for whatever reason, will be unable to vote
this election cycle.
My inability to vote, however, doesn’t
change everything for me,
as it may for those whose voices
My inability to vote doesn’t absolve
me from participating in this nation –
one I’ve been honored to call home for decades.
In fact, my permanent residency
requires the same of me as of my neighbor
who is able to vote:
– I pay my taxes
– I abide by the laws of the nation
(well, sometimes I have been known to drive
just a little over the speed limit
And… I have paid my fine ON TIME!)
– I register my vehicles, and carry legal insurance
– While I may not be able to be on a jury, I can sit and I have sat in court, to be a presence in support of someone
who is under supported.
Dear US Citizen,
Today there is a gulf between you and me.
You have a bridge to the polling booth;
that is a bridge I cannot cross.
But just as I do not hold that against you,
I am also neither bitter nor smug.
Tomorrow you and I
will be eerily the same.
We will both waken (or remain awake!)
to hear the same news,
though possibly “spun” differently;
we will be called upon to live within
the same reality.
And we will both have choices.
Some will opt to be dismal and despairing,
waiting for the next “told-you-so” moment.
Others will gloat, taking every opportunity
to bluster about how we’ve been saved
from imminent disaster.
But there is another option: one I hope to take,
even though I’m not able to cast a ballot.
I will keep on being who I am –
who I’ve been becoming for decades.
It may be easier or more difficult,
depending on who is elected,
but my choice still remains.
Here’s who I hope to be – and keep becoming:
I will continue to be passionately dedicated to
I will continue to support those
who work towards those goals.
I will continue to smile at the woman I meet in a public restroom
– the one who’s dress identifies her as
belonging to a different belief from mine.
I will continue to be courteous in traffic, when a vehicle with
bumper stickers I disagree with, cuts me off.
I will continue to be a silent and verbal
witness for those whose voices are muted.
I will continue to allow those who have
a different history from mine to help me understand
how my words, attitudes and actions perpetuate injustice.
I will continue to listen to people who think, speak, believe and vote
differently than I do.
Tomorrow we will be much more alike
than we are different.
You and I.
My commitment is
not to allow an election cycle to get me off course
– make me into someone I have never been –
I will continue.

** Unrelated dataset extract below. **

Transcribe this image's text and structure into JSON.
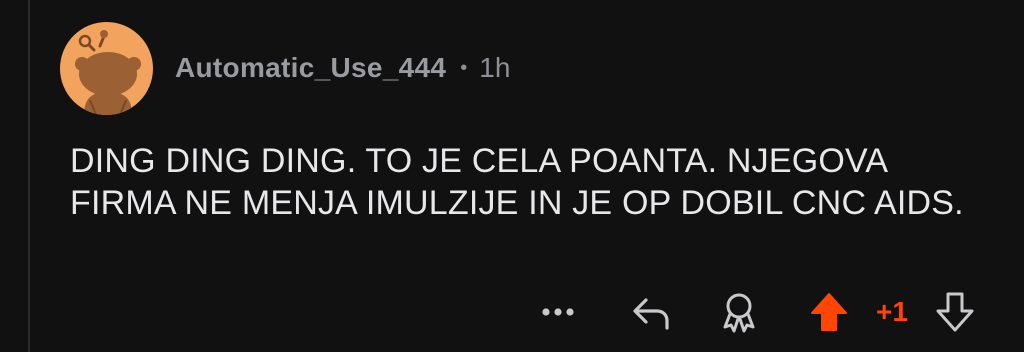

I will persevere.
I invite you to join me.
© Julia Penner-Zook, 2016
photo credit: Elliott Stallion via unsplash.com